Thursday, May 16, 2013

Twilight of the Idol: Arnold Schwarzenegger

Waiting for Arnold Schwarzenegger when he returned to his hotel in London after winning Mr. Universe--his second Mr. Universe--was a telegram from Joe Weider, the muscle-culture magnate whose products--equipment, magazines, supplements, videos--had instructed and inspired countless bodybuilders for decades. The telegram read: "Congratulations on your victory. You are the new young sensation. You are going to become the greatest bodybuilder of all time." This was by way of inviting Schwarzenegger to make his maiden voyage to America.
Schwarzenegger had been among the beneficiaries of Weider's products and their promise. A long and fervent disciple of those magazines and their advertisements, he would retrospectively come to think of Weider as "sort of the Hugh Hefner of the muscle world: he owned the magazines, had his picture and column in every issue, and included his wife, Betty, a gorgeous model, in almost every beach shot." He would tear out and hang on his wall pictures of the great bodybuilders, most particularly his idols Reg Park and Steve Reeves (the latter of whom had also starred as Hercules). The magazines gave shape and color to his ambitions, rendered them actual, and, in doing so, perpetuated those ambitions and facilitated their enlargement.

Sunday, May 12, 2013

Silk Thread: The Strange Mystery of Jim Thompson

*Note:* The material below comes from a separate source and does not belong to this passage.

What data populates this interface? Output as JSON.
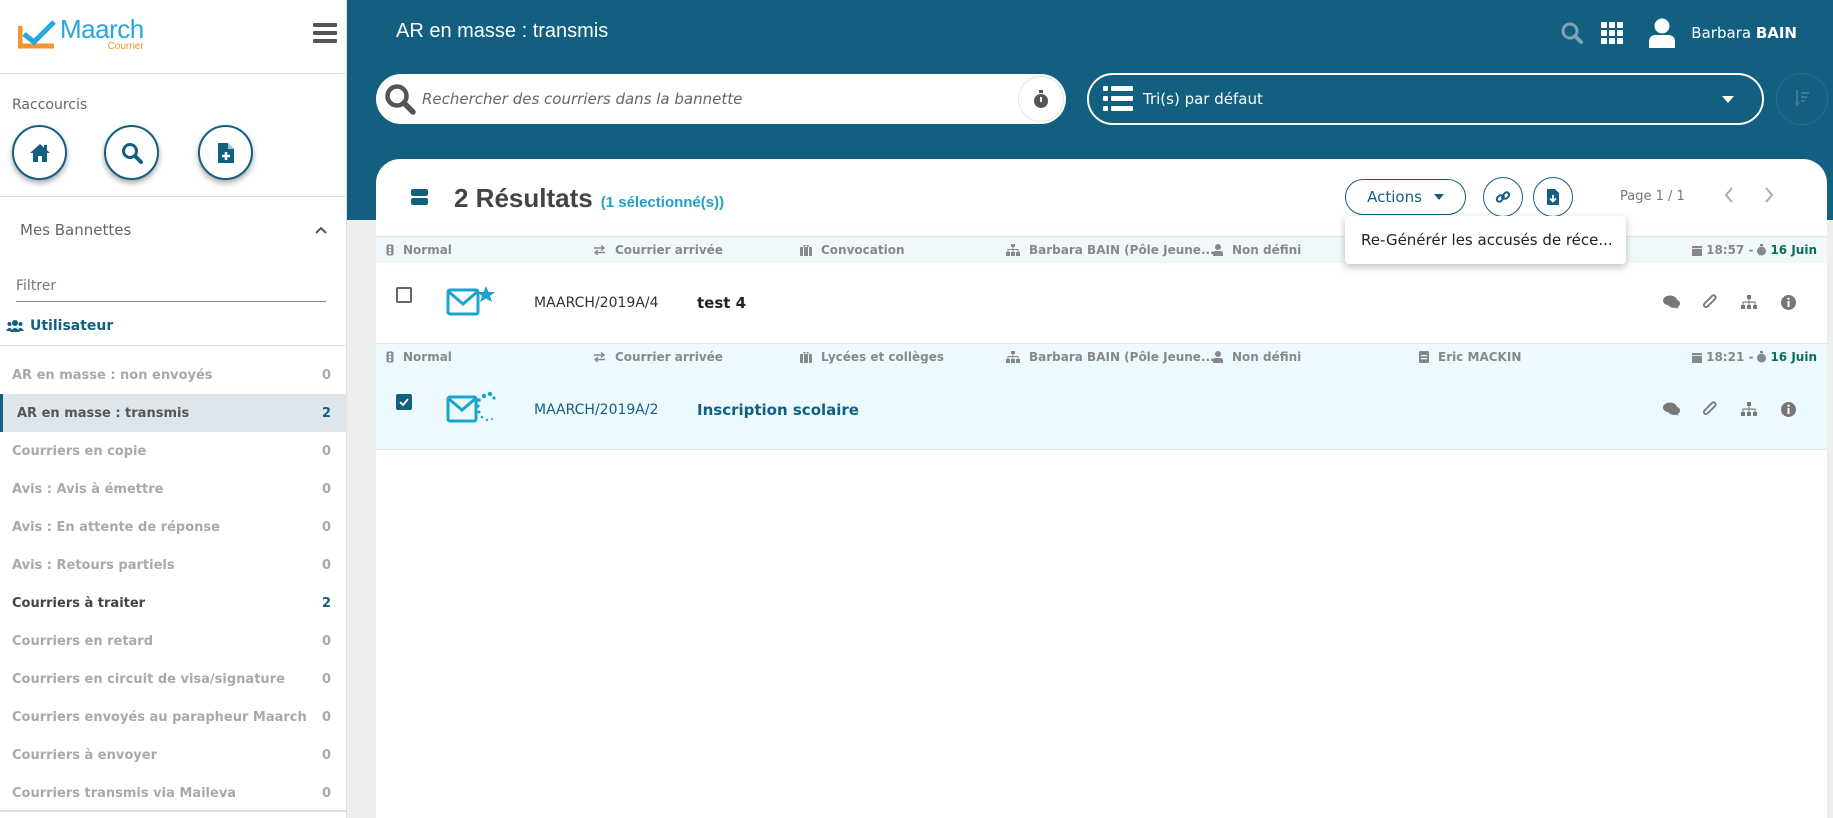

In the study of the Jim Thompson House & Museum in Bangkok, just above Thompson’s old desk, are two separate horoscopes, foretold and framed, hanging on the wall. One of them predicts good luck in 1959, the year Thompson chose to move into this house, retired from the U.S. Army and the Office of Strategic Services (OSS), having already relocated to Bangkok and gotten rich revitalizing the Thai silk industry. The other horoscope included in the frame predicts bad luck at the age of 61 for he who was born in the Year of the Horse. Thompson had been born in the Year of the Horse, and in 1967, at the age of 61, he went for a walk in the woods of Malaysia just south of here and never came back. Not even his remains have ever been found.

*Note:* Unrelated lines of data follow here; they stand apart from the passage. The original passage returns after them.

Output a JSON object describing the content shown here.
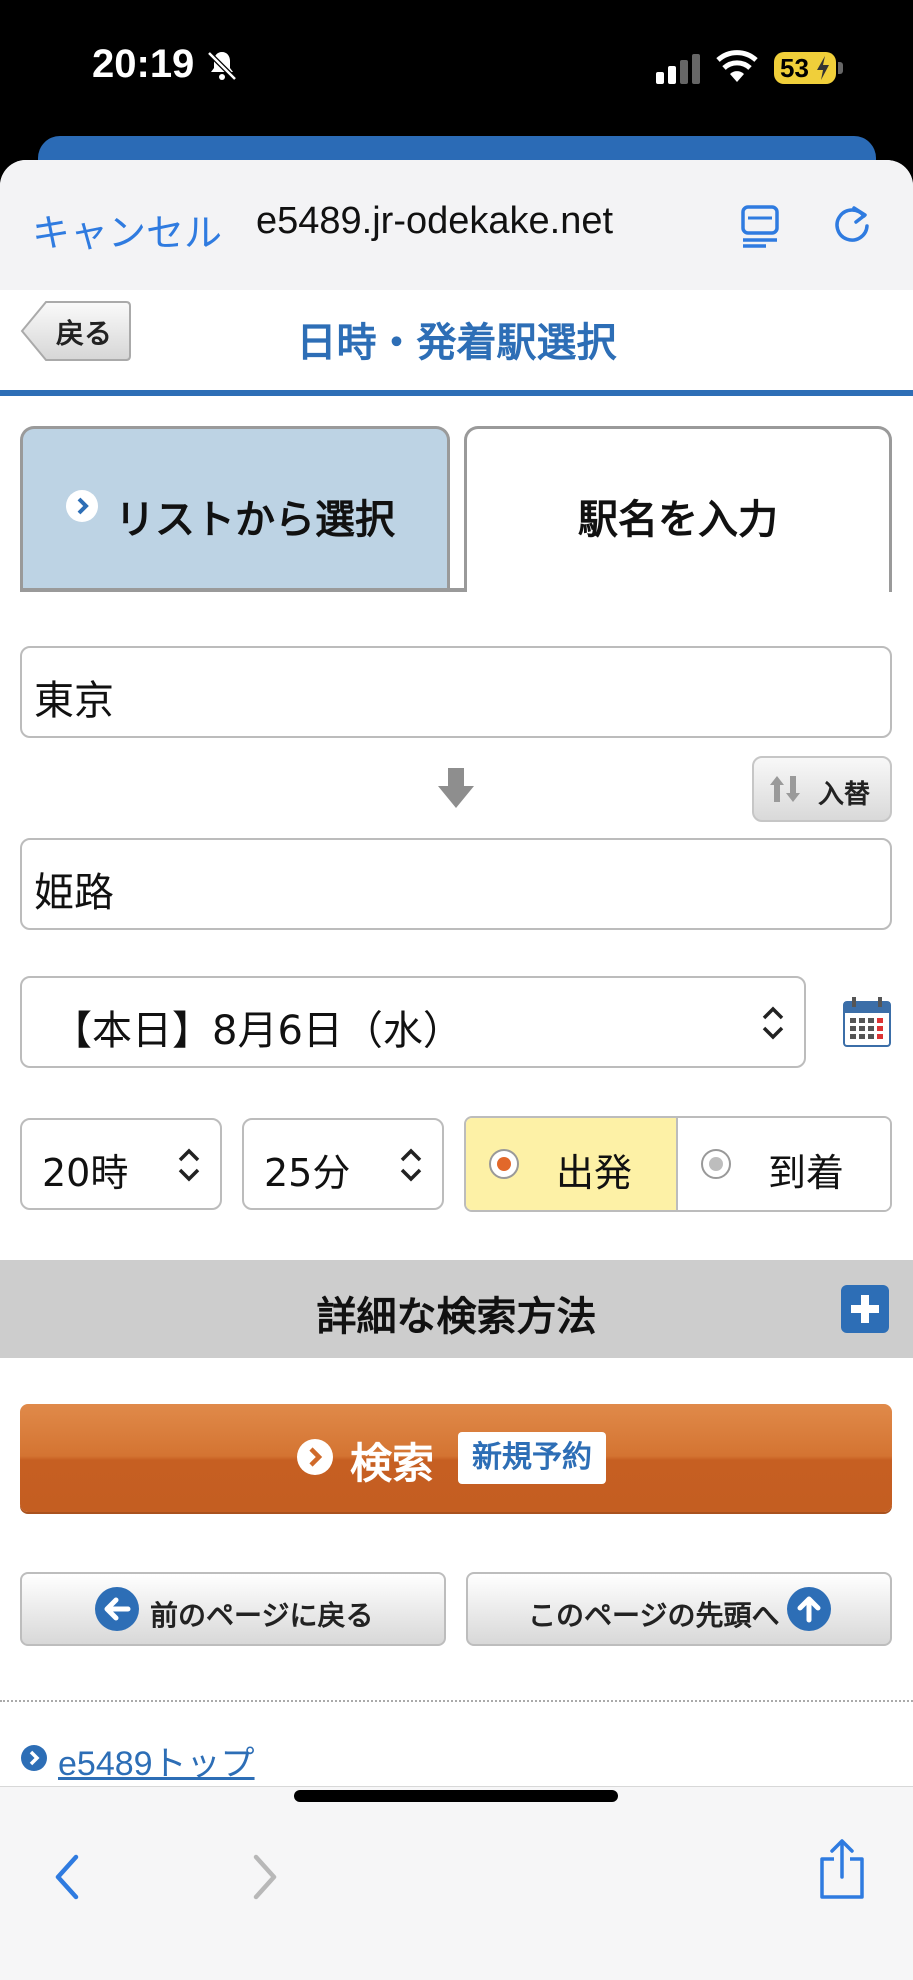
{
  "status_bar": {
    "time": "20:19",
    "battery": "53"
  },
  "browser": {
    "cancel_label": "キャンセル",
    "url": "e5489.jr-odekake.net"
  },
  "header": {
    "back_label": "戻る",
    "title": "日時・発着駅選択"
  },
  "tabs": [
    {
      "label": "リストから選択",
      "active": true
    },
    {
      "label": "駅名を入力",
      "active": false
    }
  ],
  "form": {
    "from_station": "東京",
    "to_station": "姫路",
    "swap_label": "入替",
    "date": "【本日】8月6日（水）",
    "hour": "20時",
    "minute": "25分",
    "departure_label": "出発",
    "arrival_label": "到着",
    "selected_mode": "出発"
  },
  "detail": {
    "label": "詳細な検索方法"
  },
  "search": {
    "label": "検索",
    "badge": "新規予約"
  },
  "nav": {
    "prev_label": "前のページに戻る",
    "top_label": "このページの先頭へ"
  },
  "footer": {
    "top_link": "e5489トップ"
  },
  "colors": {
    "brand_blue": "#2d6eb6",
    "search_orange": "#d06a2a",
    "selected_radio_bg": "#fdf1a6",
    "tab_active_bg": "#bdd3e4"
  }
}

Thompson’s house is now a museum, although during his lifetime this city would never have accommodated such a thing. He perfected a popular silk that was better than other silks—a silk cut from lengthier cloths and colored by stronger and faster-acting and better-varied dyes. When it was chosen for all the silks used in the movie version of The King and I (1956), it became more popular still. At the time, Thailand had given up on its own silk industry, importing a cheaper fabric from other countries. The localized empire Thompson established would improve the lives of Bangkok’s citizenry, handsomely employing them in a business benevolently run. Still, his enemies were legion, and they extended all the way up into society’s highest strata. The mystery of just why and how Thompson disappeared, and by the agency of whom, is one that persists still and probably always will.